Despite the query being an Indonesian event, not all tweets are in Indonesian. We can use the “lang” field of the tweet to know what language it is in (according to Twitter). With that, we can do sentiment analysis of a tweet using the proper model for the tweet’s language. In my project, I used BERTsent by rabindralamsal for English tweets. However, do note that different models may use different labels. BERTsent, for example, also classifies tweets into positive, neutral, and negative, but in the opposite order. In the Indonesian model, LABEL_2 means negative, but in BERTsent, it means positive. Here’s the constants by the way:

pretrained_en = "rabindralamsal/BERTsent"
label_en = {'LABEL_0': 'negative', 'LABEL_1': 'neutral', 'LABEL_2': 'positive'}


Well, that’s about it. It took a while figuring out how to do it, but once you know how, it’s actually rather easy. But of course, I didn’t do much text preprocessing. I didn’t make the model myself either. Actually, I don’t even have NLP basics, so please correct me if I wrote something wrong. Or, maybe, if you want to add something, please just do so in the comments. Thanks for reading.

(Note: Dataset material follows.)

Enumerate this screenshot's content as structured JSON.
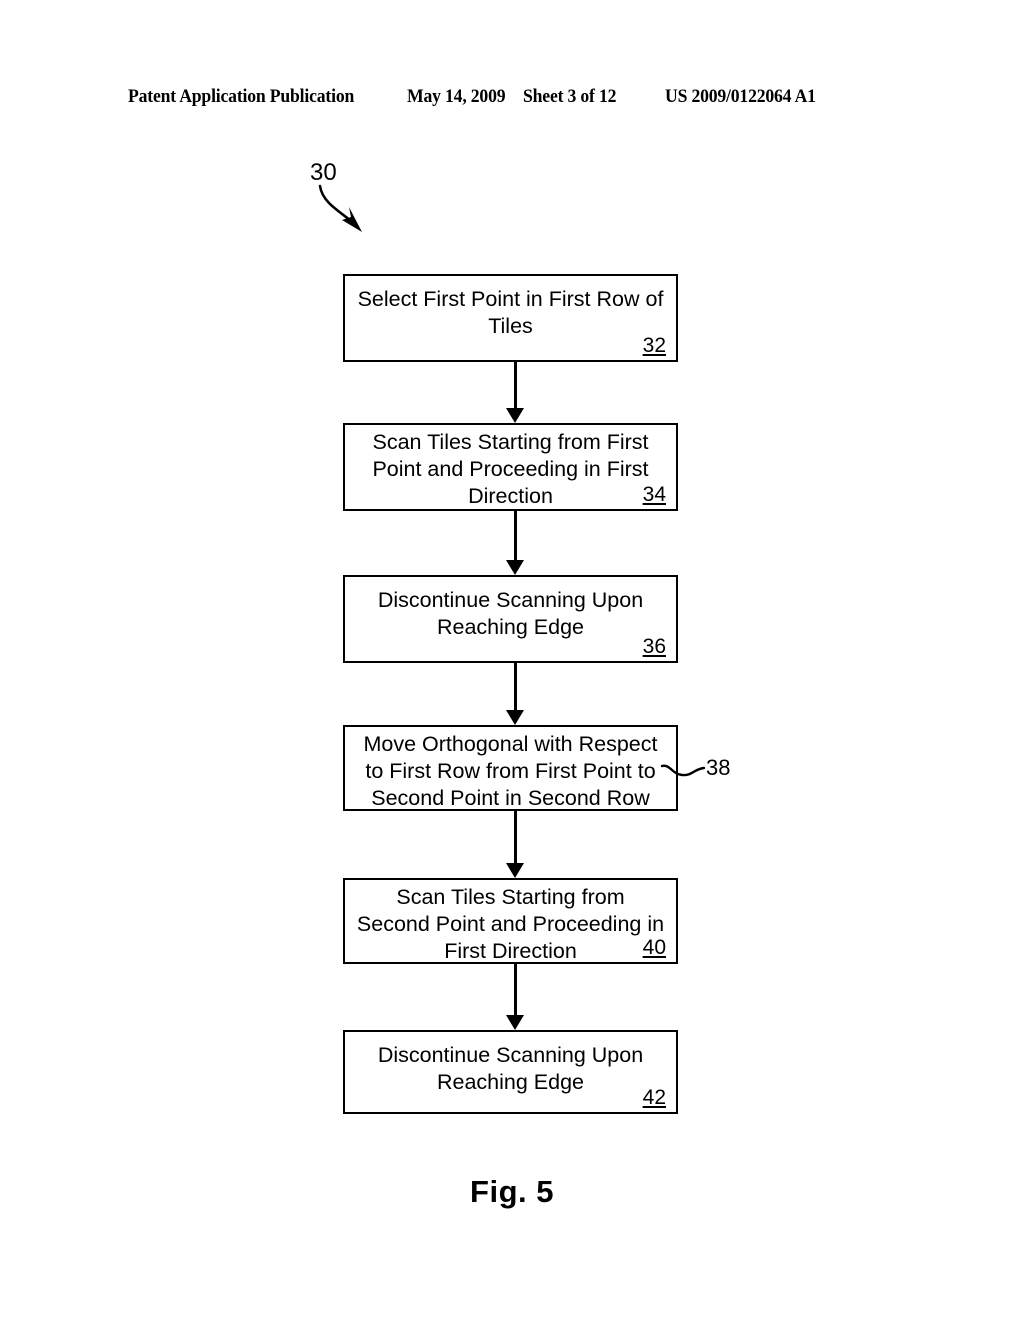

Indonesian Twitter Sentiment Analysis using Pretrained Neural Network Transformer (BERT) was originally published in Chatbots Life on Medium, where people are continuing the conversation by highlighting and responding to this story.